** Information follows **

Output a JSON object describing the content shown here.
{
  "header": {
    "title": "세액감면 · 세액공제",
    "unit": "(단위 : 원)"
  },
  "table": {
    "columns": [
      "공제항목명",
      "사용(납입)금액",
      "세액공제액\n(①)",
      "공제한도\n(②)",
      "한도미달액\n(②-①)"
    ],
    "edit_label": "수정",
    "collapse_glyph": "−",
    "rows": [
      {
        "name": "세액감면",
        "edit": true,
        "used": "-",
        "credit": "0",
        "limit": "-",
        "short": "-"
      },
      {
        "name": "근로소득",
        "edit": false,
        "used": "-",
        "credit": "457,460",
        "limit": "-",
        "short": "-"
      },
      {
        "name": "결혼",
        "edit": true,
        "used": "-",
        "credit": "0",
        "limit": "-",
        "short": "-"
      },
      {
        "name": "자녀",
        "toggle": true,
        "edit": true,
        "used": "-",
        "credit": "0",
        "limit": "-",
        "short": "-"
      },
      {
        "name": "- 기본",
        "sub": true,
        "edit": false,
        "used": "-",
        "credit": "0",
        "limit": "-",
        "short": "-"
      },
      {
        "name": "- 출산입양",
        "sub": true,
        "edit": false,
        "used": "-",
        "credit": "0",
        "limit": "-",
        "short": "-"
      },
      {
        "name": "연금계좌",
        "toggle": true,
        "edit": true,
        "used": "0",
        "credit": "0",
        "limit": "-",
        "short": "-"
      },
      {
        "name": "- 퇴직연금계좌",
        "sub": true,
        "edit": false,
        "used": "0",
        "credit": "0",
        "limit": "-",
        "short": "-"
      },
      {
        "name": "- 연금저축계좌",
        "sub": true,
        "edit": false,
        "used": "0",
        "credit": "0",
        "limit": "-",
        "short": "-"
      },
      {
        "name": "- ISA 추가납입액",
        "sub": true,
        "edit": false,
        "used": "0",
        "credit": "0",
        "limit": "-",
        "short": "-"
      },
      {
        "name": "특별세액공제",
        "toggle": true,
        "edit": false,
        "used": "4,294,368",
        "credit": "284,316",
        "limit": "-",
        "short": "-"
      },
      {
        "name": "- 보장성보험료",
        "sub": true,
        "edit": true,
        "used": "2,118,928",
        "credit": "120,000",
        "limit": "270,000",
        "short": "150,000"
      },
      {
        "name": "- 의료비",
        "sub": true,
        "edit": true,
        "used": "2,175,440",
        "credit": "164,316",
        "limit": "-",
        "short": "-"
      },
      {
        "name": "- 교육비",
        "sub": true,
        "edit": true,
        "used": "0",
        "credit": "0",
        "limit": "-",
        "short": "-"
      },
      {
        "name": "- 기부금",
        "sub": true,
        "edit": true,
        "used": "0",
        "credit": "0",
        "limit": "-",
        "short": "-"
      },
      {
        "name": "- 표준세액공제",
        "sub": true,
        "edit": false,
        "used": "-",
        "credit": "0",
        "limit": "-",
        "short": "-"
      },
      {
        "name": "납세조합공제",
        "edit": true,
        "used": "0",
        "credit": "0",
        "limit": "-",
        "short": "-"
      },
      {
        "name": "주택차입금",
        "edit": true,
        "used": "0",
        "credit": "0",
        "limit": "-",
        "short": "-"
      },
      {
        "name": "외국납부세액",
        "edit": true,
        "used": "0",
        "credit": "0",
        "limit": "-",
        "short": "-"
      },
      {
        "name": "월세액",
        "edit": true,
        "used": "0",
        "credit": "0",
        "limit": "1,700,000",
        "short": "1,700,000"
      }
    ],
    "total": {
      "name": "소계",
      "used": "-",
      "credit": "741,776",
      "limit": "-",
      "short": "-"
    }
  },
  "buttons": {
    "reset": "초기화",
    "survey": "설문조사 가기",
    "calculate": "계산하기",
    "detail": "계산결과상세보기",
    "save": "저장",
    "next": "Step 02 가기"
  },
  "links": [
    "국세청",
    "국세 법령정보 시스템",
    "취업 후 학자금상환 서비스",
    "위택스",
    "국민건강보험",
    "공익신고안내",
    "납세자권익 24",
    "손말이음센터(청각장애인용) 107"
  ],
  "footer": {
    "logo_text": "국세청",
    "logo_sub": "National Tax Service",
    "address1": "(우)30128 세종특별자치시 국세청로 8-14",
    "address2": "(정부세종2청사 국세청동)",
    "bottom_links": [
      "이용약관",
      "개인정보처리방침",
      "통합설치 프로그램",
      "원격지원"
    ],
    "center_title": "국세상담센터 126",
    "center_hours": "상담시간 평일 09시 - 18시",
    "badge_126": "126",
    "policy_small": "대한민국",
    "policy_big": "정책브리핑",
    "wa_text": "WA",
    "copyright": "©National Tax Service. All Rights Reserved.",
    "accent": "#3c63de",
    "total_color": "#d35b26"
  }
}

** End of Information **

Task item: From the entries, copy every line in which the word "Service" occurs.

Answer section:
    "logo_sub": "National Tax Service",
    "copyright": "©National Tax Service. All Rights Reserved.",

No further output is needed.